Devices with DNA software may one day be fitted into cells.
DNA has problem-solving power.
"If you wear the right glasses, a lot of what you see inside the cell is computation," says Ehud Shapiro of the Weizmann Institute in Rehovot, Israel. Now Shapiro and his colleagues have turned the computational power of biological molecules to their own ends1.
The researchers have built a machine that solves mathematical problems using DNA as software and enzymes as hardware. A trillion such biomolecular machines - working at more than 99.8% accuracy - can fit into a drop of water.
Cut and paste
The new molecular computers input is a DNA strand. Its letters represent a string of binary symbols - ones and zeroes. The machine answers questions such as whether the input contains an even number of ones.
The computers hardware is two enzymes. One cuts the DNA strands when it recognizes a specific sequence of letters, another sticks DNA snippets back together again. The cutting enzyme makes incisions a few bases shy of its recognition sequence. So its cuts create a range of different DNA molecules, depending on what surrounds the recognition site.
The researchers program each problem by designing DNA software molecules that bind only to a subset of the slices of input DNA. Each software molecule contains a recognition site for the cutting enzyme, and some other DNA letters that determine where on the shortened input molecule the next cut occurs.
The enzymes chomp their way along an input molecule until the calculation is complete - like an early computer processing data encoded on a paper tape. Finally, the joining enzyme attaches one of two output DNA molecules, ending the sequence of reactions and representing the answer to the initial question - yes or no, for example.

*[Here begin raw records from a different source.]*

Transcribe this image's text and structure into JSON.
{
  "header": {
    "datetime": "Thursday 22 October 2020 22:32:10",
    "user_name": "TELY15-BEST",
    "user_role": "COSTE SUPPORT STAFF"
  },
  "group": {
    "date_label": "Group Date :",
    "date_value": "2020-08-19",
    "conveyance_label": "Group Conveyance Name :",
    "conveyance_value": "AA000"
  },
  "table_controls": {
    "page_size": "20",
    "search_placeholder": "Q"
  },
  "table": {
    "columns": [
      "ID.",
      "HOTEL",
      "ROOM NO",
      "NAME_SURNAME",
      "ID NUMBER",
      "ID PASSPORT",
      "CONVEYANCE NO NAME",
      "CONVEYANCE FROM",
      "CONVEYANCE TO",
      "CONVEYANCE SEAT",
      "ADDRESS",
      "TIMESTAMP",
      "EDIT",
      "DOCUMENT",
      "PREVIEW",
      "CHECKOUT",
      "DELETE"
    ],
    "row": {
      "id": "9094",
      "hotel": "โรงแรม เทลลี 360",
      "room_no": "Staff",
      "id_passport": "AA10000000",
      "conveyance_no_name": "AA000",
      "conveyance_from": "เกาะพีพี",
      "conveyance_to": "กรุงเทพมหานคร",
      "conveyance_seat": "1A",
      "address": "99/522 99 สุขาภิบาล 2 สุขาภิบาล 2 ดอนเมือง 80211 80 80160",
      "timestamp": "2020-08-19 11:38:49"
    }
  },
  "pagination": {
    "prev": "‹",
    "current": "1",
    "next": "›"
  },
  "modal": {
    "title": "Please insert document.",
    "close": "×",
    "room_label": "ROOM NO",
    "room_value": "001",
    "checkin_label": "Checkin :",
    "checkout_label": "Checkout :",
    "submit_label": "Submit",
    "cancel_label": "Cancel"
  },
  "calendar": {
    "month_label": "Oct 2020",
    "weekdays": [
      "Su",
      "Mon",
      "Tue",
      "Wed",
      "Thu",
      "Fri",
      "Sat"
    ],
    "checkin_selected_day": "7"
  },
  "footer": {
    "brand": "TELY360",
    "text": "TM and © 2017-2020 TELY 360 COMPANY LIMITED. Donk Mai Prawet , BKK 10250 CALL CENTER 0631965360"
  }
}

"It works better than anything Ive seen, by far," comments Eric Baum, a computer scientist at the NEC Research Institute, Princeton, New Jersey. Baum is sceptical whether DNA computers will ever become useful. "But this is a step in the right direction," he says.
JOHN WHITFIELD | © Nature News Service
Japanese researchers develop ultrathin, highly elastic skin display
19.02.2018 | University of Tokyo
Why bees soared and slime flopped as inspirations for systems engineering
19.02.2018 | Georgia Institute of Technology
For the first time, a team of researchers at the Max-Planck Institute (MPI) for Polymer Research in Mainz, Germany, has succeeded in making an integrated circuit (IC) from just a monolayer of a semiconducting polymer via a bottom-up, self-assembly approach.
In the self-assembly process, the semiconducting polymer arranges itself into an ordered monolayer in a transistor. The transistors are binary switches used...
Breakthrough provides a new concept of the design of molecular motors, sensors and electricity generators at nanoscale
Researchers from the Institute of Organic Chemistry and Biochemistry of the CAS (IOCB Prague), Institute of Physics of the CAS (IP CAS) and Palacký University...
For photographers and scientists, lenses are lifesavers. They reflect and refract light, making possible the imaging systems that drive discovery through the microscope and preserve history through cameras.
But today's glass-based lenses are bulky and resist miniaturization. Next-generation technologies, such as ultrathin cameras or tiny microscopes, require...
Scientists from the University of Zurich have succeeded for the first time in tracking individual stem cells and their neuronal progeny over months within the intact adult brain. This study sheds light on how new neurons are produced throughout life.
The generation of new nerve cells was once thought to taper off at the end of embryonic development. However, recent research has shown that the adult brain...
Theoretical physicists propose to use negative interference to control heat flow in quantum devices. Study published in Physical Review Letters
Quantum computer parts are sensitive and need to be cooled to very low temperatures. Their tiny size makes them particularly susceptible to a temperature...
15.02.2018 | Event News
13.02.2018 | Event News
12.02.2018 | Event News
21.02.2018 | Life Sciences
21.02.2018 | Life Sciences
21.02.2018 | Materials Sciences